The composer gives each of the instrumental groups in the orchestra a chance to shine and the orchestra comes together in a spectacular powerhouse. The performance of the piece lasts up to nine minutes.
Another outstanding piece on the concert programme is “Danzon No. 2” by the Mexican composer Arturo Marquez.
This modern classic is named after the dance style ‘danzon’ (literally ‘big dance in Spanish), which originated in Cuba but has become popular in Mexico. It is often compared to that other famous urban Latin American dance rhythm, the tango.
Written for full orchestra, the piece features solos for clarinet, oboe, piano, violin, trumpet and flute. It begins with a nostalgic rendering of the dance with a clarinet solo played over piano and strings. Midway through, the music turns into a spirited dance as the solo trumpet lead the brass to an enthusiastic frenzy and a foot-stomping close.
“Danzon No. 2” premiered in 1994, performed by the Orchestra Filarmonica de la UNAM in Mexico City. Due to its popularity, it also often called the second national anthem of Mexico.

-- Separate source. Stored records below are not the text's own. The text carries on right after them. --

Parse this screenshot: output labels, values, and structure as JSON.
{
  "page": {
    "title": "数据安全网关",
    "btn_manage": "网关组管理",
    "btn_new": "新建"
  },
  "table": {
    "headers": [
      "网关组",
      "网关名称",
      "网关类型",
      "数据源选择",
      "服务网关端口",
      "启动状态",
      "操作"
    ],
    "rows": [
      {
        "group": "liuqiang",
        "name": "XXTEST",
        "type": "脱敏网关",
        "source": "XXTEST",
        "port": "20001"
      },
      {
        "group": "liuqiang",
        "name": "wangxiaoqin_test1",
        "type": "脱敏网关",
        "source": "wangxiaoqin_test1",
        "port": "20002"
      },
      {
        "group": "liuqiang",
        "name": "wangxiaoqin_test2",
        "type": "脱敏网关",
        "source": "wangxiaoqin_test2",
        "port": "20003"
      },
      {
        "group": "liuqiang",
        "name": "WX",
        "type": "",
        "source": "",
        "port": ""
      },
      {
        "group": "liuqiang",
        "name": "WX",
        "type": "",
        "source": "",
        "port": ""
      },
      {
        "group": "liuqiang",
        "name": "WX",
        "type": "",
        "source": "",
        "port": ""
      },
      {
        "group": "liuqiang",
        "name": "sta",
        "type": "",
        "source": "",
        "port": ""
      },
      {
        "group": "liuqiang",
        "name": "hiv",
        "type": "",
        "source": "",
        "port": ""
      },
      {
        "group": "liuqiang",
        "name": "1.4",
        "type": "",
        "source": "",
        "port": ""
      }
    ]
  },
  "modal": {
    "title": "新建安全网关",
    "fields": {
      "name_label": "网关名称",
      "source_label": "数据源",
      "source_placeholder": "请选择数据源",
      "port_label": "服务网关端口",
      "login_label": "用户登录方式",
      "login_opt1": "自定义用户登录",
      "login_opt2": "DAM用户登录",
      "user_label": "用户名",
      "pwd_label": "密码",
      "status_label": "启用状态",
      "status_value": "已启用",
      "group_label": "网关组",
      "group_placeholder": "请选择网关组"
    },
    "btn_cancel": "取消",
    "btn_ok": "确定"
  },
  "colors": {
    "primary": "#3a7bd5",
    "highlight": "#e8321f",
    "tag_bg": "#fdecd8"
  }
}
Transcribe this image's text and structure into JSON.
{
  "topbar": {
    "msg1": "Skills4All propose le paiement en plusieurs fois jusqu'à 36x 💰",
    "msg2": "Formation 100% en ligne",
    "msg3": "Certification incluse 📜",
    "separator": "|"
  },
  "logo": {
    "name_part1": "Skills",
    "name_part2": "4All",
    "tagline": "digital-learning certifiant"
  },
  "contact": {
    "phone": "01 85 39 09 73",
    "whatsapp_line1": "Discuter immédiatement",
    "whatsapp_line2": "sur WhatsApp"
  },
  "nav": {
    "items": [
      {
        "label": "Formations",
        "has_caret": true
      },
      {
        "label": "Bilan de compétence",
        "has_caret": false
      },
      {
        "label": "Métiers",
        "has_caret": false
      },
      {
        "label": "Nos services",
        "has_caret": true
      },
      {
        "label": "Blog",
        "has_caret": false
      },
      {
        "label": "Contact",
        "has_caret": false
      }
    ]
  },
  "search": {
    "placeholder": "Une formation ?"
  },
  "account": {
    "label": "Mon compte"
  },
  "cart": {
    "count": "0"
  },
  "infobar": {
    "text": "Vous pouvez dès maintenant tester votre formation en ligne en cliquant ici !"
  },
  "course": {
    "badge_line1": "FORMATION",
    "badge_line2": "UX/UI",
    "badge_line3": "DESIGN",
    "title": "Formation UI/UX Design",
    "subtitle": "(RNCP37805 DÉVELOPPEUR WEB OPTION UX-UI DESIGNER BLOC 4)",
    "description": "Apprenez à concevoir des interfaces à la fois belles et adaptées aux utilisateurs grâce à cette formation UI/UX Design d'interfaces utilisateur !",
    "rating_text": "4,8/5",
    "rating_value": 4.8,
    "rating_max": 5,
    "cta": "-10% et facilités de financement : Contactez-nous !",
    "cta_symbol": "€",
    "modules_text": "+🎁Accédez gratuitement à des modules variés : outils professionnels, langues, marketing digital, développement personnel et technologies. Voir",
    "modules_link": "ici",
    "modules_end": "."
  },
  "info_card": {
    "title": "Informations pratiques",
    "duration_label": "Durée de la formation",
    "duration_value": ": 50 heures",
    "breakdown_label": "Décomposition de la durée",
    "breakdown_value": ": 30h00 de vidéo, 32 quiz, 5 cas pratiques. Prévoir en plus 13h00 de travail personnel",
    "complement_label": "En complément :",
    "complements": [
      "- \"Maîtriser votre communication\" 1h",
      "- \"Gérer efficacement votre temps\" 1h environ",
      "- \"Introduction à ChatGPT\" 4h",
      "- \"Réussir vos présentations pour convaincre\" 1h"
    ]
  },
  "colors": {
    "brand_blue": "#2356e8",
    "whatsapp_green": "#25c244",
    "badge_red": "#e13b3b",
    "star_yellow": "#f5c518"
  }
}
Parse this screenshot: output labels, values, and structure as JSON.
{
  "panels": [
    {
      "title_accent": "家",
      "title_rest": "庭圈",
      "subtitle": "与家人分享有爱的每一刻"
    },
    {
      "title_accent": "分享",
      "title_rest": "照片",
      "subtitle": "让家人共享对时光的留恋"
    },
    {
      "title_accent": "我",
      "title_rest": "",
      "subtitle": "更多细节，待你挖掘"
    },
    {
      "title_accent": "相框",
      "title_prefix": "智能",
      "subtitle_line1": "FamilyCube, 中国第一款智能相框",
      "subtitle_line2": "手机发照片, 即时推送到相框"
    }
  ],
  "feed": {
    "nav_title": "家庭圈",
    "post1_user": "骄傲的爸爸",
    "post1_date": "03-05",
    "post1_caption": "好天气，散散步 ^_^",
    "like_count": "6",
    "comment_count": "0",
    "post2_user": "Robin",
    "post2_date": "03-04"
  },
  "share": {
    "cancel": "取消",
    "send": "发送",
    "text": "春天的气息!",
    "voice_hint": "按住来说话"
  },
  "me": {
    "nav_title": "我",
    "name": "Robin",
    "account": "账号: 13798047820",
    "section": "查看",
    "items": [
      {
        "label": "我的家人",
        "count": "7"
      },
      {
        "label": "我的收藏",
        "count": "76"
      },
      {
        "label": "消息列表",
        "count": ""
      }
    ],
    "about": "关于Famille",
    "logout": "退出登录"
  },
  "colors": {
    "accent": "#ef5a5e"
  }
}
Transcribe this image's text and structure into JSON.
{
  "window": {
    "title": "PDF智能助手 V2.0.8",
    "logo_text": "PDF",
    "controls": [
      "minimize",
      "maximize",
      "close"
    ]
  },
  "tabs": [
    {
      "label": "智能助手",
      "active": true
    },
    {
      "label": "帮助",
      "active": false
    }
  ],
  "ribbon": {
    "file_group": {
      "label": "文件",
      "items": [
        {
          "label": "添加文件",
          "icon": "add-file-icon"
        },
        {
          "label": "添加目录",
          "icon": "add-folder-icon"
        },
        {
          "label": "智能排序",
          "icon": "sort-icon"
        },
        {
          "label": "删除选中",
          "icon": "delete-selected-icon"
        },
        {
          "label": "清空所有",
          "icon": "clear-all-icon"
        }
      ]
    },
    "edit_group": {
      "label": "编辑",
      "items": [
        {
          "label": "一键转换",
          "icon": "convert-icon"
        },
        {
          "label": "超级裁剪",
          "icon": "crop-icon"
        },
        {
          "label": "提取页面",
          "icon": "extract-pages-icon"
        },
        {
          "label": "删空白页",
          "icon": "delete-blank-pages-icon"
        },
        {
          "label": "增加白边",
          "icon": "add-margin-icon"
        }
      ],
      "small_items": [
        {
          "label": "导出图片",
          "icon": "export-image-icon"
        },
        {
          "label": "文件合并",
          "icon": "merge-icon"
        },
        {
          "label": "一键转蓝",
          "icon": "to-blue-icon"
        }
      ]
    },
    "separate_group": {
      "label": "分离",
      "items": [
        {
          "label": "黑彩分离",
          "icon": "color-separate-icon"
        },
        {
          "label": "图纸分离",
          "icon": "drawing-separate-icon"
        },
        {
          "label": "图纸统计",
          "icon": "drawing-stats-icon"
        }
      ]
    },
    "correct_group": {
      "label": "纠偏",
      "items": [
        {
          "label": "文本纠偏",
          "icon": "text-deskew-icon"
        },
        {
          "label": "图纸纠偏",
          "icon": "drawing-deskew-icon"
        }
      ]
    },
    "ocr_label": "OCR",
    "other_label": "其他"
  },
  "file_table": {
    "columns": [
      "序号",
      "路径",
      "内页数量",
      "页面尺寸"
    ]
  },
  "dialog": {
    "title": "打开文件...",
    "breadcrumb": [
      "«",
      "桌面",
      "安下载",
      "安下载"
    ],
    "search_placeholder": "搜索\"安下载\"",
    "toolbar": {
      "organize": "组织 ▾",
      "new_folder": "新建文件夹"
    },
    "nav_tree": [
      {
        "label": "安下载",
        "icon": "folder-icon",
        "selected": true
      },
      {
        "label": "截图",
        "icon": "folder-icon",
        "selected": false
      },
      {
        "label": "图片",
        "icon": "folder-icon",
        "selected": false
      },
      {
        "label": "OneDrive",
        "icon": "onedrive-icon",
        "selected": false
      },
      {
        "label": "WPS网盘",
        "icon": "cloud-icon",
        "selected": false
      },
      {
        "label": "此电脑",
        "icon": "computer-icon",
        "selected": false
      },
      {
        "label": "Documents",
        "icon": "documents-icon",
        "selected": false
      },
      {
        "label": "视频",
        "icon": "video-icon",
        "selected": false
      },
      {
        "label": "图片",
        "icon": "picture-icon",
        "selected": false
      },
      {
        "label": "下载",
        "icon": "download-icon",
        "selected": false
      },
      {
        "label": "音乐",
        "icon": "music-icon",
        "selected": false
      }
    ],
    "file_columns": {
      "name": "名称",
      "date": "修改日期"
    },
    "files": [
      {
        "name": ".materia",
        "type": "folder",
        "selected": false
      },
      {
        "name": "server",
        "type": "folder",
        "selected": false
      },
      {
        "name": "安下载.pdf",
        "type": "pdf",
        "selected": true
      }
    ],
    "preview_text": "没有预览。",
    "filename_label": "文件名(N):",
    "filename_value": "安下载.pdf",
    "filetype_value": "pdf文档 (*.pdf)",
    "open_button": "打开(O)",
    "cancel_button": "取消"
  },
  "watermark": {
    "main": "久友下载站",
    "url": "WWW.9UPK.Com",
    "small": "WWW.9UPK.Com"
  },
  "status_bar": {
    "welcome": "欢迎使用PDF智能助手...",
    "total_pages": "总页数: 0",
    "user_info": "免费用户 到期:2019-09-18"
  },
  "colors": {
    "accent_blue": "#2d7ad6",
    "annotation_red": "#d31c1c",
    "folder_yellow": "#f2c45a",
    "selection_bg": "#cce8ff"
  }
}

The final piece on the programme for the concert by the Nairobi Orchestra is “Pictures at an exhibition” by Modest Mussorgsky.
This is a famous piece for piano written by the Russian composer in 1874 in honour of his painter friend Vladimir Hartmann, hence the title. It is most often played not its original piano version but in orchestra format. Mussorgsky composed a set of 10 piano pieces called “Pictures at an Exhibition” during a memorial exhibition of the painter’s works after his death.
Conductor of performance
He captured in music the sketches, watercolours and architectural designs that were shown at the exhibition. Mussorgsky also based a few sections of the music on canvasses that he had been shown privately by the artist.
The concerts by the Nairobi Orchestra take place on Saturday 17th June at 7pm and the next day at 3pm at the Braeburn Theatre, Nairobi. The conductor of the performance is Duncan Miano Wambugu.